Page and application data records
• • • •

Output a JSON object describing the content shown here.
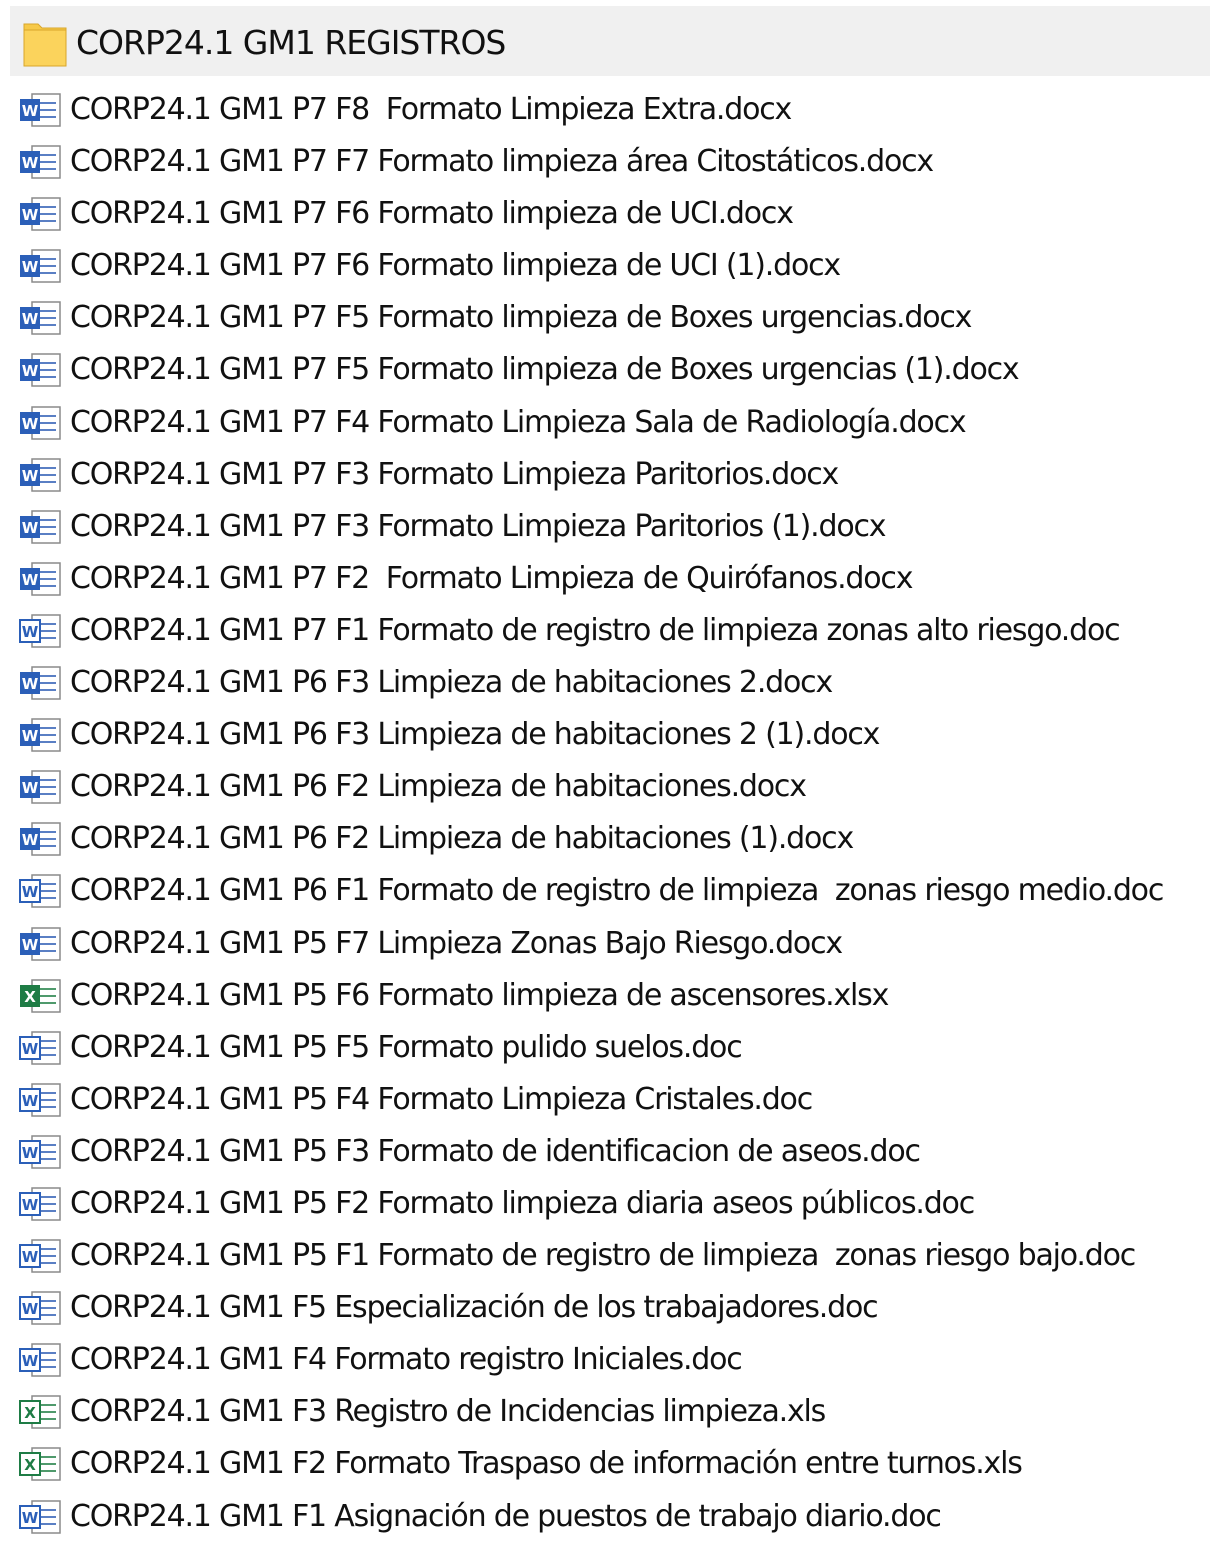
{
  "folder": {
    "name": "CORP24.1 GM1 REGISTROS",
    "icon": "folder-icon",
    "color": "#f5c842"
  },
  "colors": {
    "word_modern": "#2b5fb8",
    "word_legacy": "#2b5fb8",
    "excel": "#1e7c45"
  },
  "files": [
    {
      "name": "CORP24.1 GM1 P7 F8  Formato Limpieza Extra.docx",
      "icon": "word-docx-icon"
    },
    {
      "name": "CORP24.1 GM1 P7 F7 Formato limpieza área Citostáticos.docx",
      "icon": "word-docx-icon"
    },
    {
      "name": "CORP24.1 GM1 P7 F6 Formato limpieza de UCI.docx",
      "icon": "word-docx-icon"
    },
    {
      "name": "CORP24.1 GM1 P7 F6 Formato limpieza de UCI (1).docx",
      "icon": "word-docx-icon"
    },
    {
      "name": "CORP24.1 GM1 P7 F5 Formato limpieza de Boxes urgencias.docx",
      "icon": "word-docx-icon"
    },
    {
      "name": "CORP24.1 GM1 P7 F5 Formato limpieza de Boxes urgencias (1).docx",
      "icon": "word-docx-icon"
    },
    {
      "name": "CORP24.1 GM1 P7 F4 Formato Limpieza Sala de Radiología.docx",
      "icon": "word-docx-icon"
    },
    {
      "name": "CORP24.1 GM1 P7 F3 Formato Limpieza Paritorios.docx",
      "icon": "word-docx-icon"
    },
    {
      "name": "CORP24.1 GM1 P7 F3 Formato Limpieza Paritorios (1).docx",
      "icon": "word-docx-icon"
    },
    {
      "name": "CORP24.1 GM1 P7 F2  Formato Limpieza de Quirófanos.docx",
      "icon": "word-docx-icon"
    },
    {
      "name": "CORP24.1 GM1 P7 F1 Formato de registro de limpieza zonas alto riesgo.doc",
      "icon": "word-doc-icon"
    },
    {
      "name": "CORP24.1 GM1 P6 F3 Limpieza de habitaciones 2.docx",
      "icon": "word-docx-icon"
    },
    {
      "name": "CORP24.1 GM1 P6 F3 Limpieza de habitaciones 2 (1).docx",
      "icon": "word-docx-icon"
    },
    {
      "name": "CORP24.1 GM1 P6 F2 Limpieza de habitaciones.docx",
      "icon": "word-docx-icon"
    },
    {
      "name": "CORP24.1 GM1 P6 F2 Limpieza de habitaciones (1).docx",
      "icon": "word-docx-icon"
    },
    {
      "name": "CORP24.1 GM1 P6 F1 Formato de registro de limpieza  zonas riesgo medio.doc",
      "icon": "word-doc-icon"
    },
    {
      "name": "CORP24.1 GM1 P5 F7 Limpieza Zonas Bajo Riesgo.docx",
      "icon": "word-docx-icon"
    },
    {
      "name": "CORP24.1 GM1 P5 F6 Formato limpieza de ascensores.xlsx",
      "icon": "excel-xlsx-icon"
    },
    {
      "name": "CORP24.1 GM1 P5 F5 Formato pulido suelos.doc",
      "icon": "word-doc-icon"
    },
    {
      "name": "CORP24.1 GM1 P5 F4 Formato Limpieza Cristales.doc",
      "icon": "word-doc-icon"
    },
    {
      "name": "CORP24.1 GM1 P5 F3 Formato de identificacion de aseos.doc",
      "icon": "word-doc-icon"
    },
    {
      "name": "CORP24.1 GM1 P5 F2 Formato limpieza diaria aseos públicos.doc",
      "icon": "word-doc-icon"
    },
    {
      "name": "CORP24.1 GM1 P5 F1 Formato de registro de limpieza  zonas riesgo bajo.doc",
      "icon": "word-doc-icon"
    },
    {
      "name": "CORP24.1 GM1 F5 Especialización de los trabajadores.doc",
      "icon": "word-doc-icon"
    },
    {
      "name": "CORP24.1 GM1 F4 Formato registro Iniciales.doc",
      "icon": "word-doc-icon"
    },
    {
      "name": "CORP24.1 GM1 F3 Registro de Incidencias limpieza.xls",
      "icon": "excel-xls-icon"
    },
    {
      "name": "CORP24.1 GM1 F2 Formato Traspaso de información entre turnos.xls",
      "icon": "excel-xls-icon"
    },
    {
      "name": "CORP24.1 GM1 F1 Asignación de puestos de trabajo diario.doc",
      "icon": "word-doc-icon"
    }
  ]
}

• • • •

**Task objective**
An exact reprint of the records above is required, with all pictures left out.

**Written solution**
Output a JSON object describing the content shown here.
{
  "folder": {
    "name": "CORP24.1 GM1 REGISTROS",
    "icon": "folder-icon",
    "color": "#f5c842"
  },
  "colors": {
    "word_modern": "#2b5fb8",
    "word_legacy": "#2b5fb8",
    "excel": "#1e7c45"
  },
  "files": [
    {
      "name": "CORP24.1 GM1 P7 F8  Formato Limpieza Extra.docx",
      "icon": "word-docx-icon"
    },
    {
      "name": "CORP24.1 GM1 P7 F7 Formato limpieza área Citostáticos.docx",
      "icon": "word-docx-icon"
    },
    {
      "name": "CORP24.1 GM1 P7 F6 Formato limpieza de UCI.docx",
      "icon": "word-docx-icon"
    },
    {
      "name": "CORP24.1 GM1 P7 F6 Formato limpieza de UCI (1).docx",
      "icon": "word-docx-icon"
    },
    {
      "name": "CORP24.1 GM1 P7 F5 Formato limpieza de Boxes urgencias.docx",
      "icon": "word-docx-icon"
    },
    {
      "name": "CORP24.1 GM1 P7 F5 Formato limpieza de Boxes urgencias (1).docx",
      "icon": "word-docx-icon"
    },
    {
      "name": "CORP24.1 GM1 P7 F4 Formato Limpieza Sala de Radiología.docx",
      "icon": "word-docx-icon"
    },
    {
      "name": "CORP24.1 GM1 P7 F3 Formato Limpieza Paritorios.docx",
      "icon": "word-docx-icon"
    },
    {
      "name": "CORP24.1 GM1 P7 F3 Formato Limpieza Paritorios (1).docx",
      "icon": "word-docx-icon"
    },
    {
      "name": "CORP24.1 GM1 P7 F2  Formato Limpieza de Quirófanos.docx",
      "icon": "word-docx-icon"
    },
    {
      "name": "CORP24.1 GM1 P7 F1 Formato de registro de limpieza zonas alto riesgo.doc",
      "icon": "word-doc-icon"
    },
    {
      "name": "CORP24.1 GM1 P6 F3 Limpieza de habitaciones 2.docx",
      "icon": "word-docx-icon"
    },
    {
      "name": "CORP24.1 GM1 P6 F3 Limpieza de habitaciones 2 (1).docx",
      "icon": "word-docx-icon"
    },
    {
      "name": "CORP24.1 GM1 P6 F2 Limpieza de habitaciones.docx",
      "icon": "word-docx-icon"
    },
    {
      "name": "CORP24.1 GM1 P6 F2 Limpieza de habitaciones (1).docx",
      "icon": "word-docx-icon"
    },
    {
      "name": "CORP24.1 GM1 P6 F1 Formato de registro de limpieza  zonas riesgo medio.doc",
      "icon": "word-doc-icon"
    },
    {
      "name": "CORP24.1 GM1 P5 F7 Limpieza Zonas Bajo Riesgo.docx",
      "icon": "word-docx-icon"
    },
    {
      "name": "CORP24.1 GM1 P5 F6 Formato limpieza de ascensores.xlsx",
      "icon": "excel-xlsx-icon"
    },
    {
      "name": "CORP24.1 GM1 P5 F5 Formato pulido suelos.doc",
      "icon": "word-doc-icon"
    },
    {
      "name": "CORP24.1 GM1 P5 F4 Formato Limpieza Cristales.doc",
      "icon": "word-doc-icon"
    },
    {
      "name": "CORP24.1 GM1 P5 F3 Formato de identificacion de aseos.doc",
      "icon": "word-doc-icon"
    },
    {
      "name": "CORP24.1 GM1 P5 F2 Formato limpieza diaria aseos públicos.doc",
      "icon": "word-doc-icon"
    },
    {
      "name": "CORP24.1 GM1 P5 F1 Formato de registro de limpieza  zonas riesgo bajo.doc",
      "icon": "word-doc-icon"
    },
    {
      "name": "CORP24.1 GM1 F5 Especialización de los trabajadores.doc",
      "icon": "word-doc-icon"
    },
    {
      "name": "CORP24.1 GM1 F4 Formato registro Iniciales.doc",
      "icon": "word-doc-icon"
    },
    {
      "name": "CORP24.1 GM1 F3 Registro de Incidencias limpieza.xls",
      "icon": "excel-xls-icon"
    },
    {
      "name": "CORP24.1 GM1 F2 Formato Traspaso de información entre turnos.xls",
      "icon": "excel-xls-icon"
    },
    {
      "name": "CORP24.1 GM1 F1 Asignación de puestos de trabajo diario.doc",
      "icon": "word-doc-icon"
    }
  ]
}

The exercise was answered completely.